NOTE: This will be the first in a series of posts I will be doing about what I deem to be very solvable issues in our child welfare system. I welcome all your feedback to make the outcomes as positive as possible for our kids. Email me atdanielle@onesimplewish.org.

Where the Wild Things Are

Stephanie Brewton, Case Manager & Media Coordinator

Stephanie Brewton, Case Manager & Media Coordinator

When I was a child, one of my favorite books was Where the Wild Things Are by Maurice Sendak.  So naturally, when a movie adaptation of the book came out a few years ago I was cautiously ecstatic, because movies just never seem to be as good as the book.  My caution turned out to be correct as the movie was nothing like the book, and certainly not a kid's movie as it was fairly dark and depressing, with attempts at addressing serious human emotions. However, there were some nuggets to be unearthed throughout the film.
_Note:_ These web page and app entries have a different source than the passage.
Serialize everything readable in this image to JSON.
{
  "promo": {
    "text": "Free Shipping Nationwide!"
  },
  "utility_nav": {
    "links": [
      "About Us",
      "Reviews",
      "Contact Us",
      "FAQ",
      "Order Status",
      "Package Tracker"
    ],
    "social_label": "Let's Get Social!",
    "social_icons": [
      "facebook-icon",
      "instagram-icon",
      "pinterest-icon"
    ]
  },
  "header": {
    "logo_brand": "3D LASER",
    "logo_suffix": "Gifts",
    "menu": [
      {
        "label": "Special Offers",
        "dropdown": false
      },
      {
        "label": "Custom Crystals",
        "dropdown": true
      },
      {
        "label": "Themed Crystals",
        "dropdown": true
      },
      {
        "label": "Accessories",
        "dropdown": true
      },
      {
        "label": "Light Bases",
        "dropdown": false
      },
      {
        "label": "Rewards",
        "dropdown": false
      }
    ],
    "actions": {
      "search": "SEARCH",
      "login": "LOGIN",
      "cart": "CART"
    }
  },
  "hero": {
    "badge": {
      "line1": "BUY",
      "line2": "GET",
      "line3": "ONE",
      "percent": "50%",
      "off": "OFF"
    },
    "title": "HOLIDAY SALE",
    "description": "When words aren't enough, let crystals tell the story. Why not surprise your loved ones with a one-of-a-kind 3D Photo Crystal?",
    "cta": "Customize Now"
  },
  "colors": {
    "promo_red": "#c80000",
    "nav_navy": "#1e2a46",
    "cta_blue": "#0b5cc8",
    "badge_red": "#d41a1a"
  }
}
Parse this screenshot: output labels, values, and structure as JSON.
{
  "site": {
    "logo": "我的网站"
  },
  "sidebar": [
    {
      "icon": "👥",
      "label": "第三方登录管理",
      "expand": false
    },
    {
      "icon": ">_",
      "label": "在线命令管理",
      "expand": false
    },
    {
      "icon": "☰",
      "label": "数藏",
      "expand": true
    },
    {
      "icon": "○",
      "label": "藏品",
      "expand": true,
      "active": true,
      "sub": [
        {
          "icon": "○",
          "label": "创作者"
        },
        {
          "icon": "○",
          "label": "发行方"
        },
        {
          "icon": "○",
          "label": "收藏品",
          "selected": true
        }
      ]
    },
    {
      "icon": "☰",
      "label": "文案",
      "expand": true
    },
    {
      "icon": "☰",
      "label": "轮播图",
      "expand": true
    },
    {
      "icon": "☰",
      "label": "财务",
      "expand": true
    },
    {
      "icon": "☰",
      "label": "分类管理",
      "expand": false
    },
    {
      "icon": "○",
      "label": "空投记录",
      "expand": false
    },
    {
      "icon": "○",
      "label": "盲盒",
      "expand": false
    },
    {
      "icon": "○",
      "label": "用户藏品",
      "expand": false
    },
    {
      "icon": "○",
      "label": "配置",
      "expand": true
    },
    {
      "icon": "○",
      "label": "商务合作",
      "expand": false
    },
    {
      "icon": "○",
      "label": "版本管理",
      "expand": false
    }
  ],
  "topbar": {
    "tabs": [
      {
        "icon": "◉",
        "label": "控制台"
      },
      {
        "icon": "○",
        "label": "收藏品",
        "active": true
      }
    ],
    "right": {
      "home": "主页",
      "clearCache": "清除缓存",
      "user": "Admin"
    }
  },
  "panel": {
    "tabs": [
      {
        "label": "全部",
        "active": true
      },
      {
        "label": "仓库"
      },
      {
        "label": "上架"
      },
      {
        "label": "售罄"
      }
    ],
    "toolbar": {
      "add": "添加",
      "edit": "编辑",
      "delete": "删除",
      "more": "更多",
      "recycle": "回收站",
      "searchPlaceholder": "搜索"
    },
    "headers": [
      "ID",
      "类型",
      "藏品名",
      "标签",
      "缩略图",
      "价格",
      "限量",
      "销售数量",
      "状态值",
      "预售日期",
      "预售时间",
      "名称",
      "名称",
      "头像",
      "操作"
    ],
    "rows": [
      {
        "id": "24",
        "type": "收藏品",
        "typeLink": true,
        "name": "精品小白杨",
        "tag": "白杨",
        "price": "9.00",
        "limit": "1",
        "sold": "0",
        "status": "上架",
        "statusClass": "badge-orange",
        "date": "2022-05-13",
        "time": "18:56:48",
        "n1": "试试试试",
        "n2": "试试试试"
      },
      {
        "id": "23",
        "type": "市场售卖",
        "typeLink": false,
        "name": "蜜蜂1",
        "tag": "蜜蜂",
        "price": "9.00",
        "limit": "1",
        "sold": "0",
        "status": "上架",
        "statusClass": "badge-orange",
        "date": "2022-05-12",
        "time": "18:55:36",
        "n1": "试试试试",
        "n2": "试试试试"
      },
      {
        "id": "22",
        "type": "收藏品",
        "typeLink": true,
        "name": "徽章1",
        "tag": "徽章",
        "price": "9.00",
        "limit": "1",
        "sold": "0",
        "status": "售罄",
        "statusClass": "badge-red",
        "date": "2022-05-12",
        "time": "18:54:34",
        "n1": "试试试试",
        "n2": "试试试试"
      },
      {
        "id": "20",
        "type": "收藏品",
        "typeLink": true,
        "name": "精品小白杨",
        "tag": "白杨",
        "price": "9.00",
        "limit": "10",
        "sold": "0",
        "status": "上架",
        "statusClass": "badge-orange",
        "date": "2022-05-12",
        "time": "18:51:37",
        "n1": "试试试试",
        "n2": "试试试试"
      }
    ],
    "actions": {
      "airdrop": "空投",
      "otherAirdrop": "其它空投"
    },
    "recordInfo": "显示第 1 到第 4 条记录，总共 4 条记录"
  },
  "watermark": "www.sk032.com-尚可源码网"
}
The main character, Max, travels to the land of the "Wild Things" after being banished to his room by his mother. When Max arrives in the land of the “Wild Things,” Carroll, a wild thing himself, is in the midst of an emotional and physical battle against hurt, rejection, and anger.  He is acting on this by destroying the wild things’ homes.  As the other wild things watch, not sure how to handle the situation, Max steps in and joins Carroll in his destruction.  Carroll is in awe as this outsider not only understands his frustration but is willing to step in and be a part of his chaos.  This scenario is such a parallel to the situations we face with our residents.  They arrive with baggage, not just belongings, but baggage, sometimes truckloads of baggage, from emotional upsets, physical hurts, fear of the future, disappointment; just name a difficult emotion, they surely have brought it with them. Sometimes we struggle with how best to meet their needs, when really all they want is someone to fully "get" how they feel, what they are going through, and maybe join in their chaos.  They need to know someone truly knows and understands the thoughts and emotions whirling through their hearts and minds before they will let them in to make sense of the turmoil.  So much of the time we want to "fix it," but what they need to hear is, "I get it."

Later in the movie, Max is made “King of the Wild Things.” Carroll opens up to Max about his inner turmoil and remarks, “It’s better when we have a king.”  Those words.  Such power and meaning in one little sentence.  Our kids, though they would never admit it out loud, long for that sentence to be true in their lives.  They crave structure, stability, and for someone to be in charge.  They need a king.  And so do we.  Everyone needs that person who is willing to come to our wild land, get mucky and say, “Hey, I know what you’re going through because I’ve been there, too.”  Be that person for someone today.  If you ask, "How's it going?" be prepared to get a little emotional dirt on you when someone pours their soul out.  Someone needs you.

"It's better when we have a king."  Did you catch the spiritual impact of that statement as well? We let ourselves become bogged down with the human condition, giving in to the hurt, rejection, and anger that is bound to come with human existence.  We ignore the King that is always waiting to step into our mess, who already stepped into our mess and became just like us.  He came to this wild land we call home and lived the same life we now live.  He got grubby from our human condition, and He felt every emotion we have ever felt.  Don't think he doesn't get it. Rejected?  As He was being judged, beaten, and then crucified his twelve followers, his brothers, denied, abandoned, and rejected him. Angry?  He responded to the mockery of his father’s house by literally throwing a fit, upending tables and hurling the vendors out of the synagogue.  Sad? He watches as the dear ones he created make choices of hate and destruction,  yet he sees Hope…because to each of his dear children he stands with open arms, beckoning, offering a chance for change and renewal.  No act of rebellion, no crime, no addiction, no secret act is so big that Christ’s love can’t cover it.  He came to our wild land, to live among the wild things, so that he could understand our human condition and offer a way out.

It’s better when we have a king.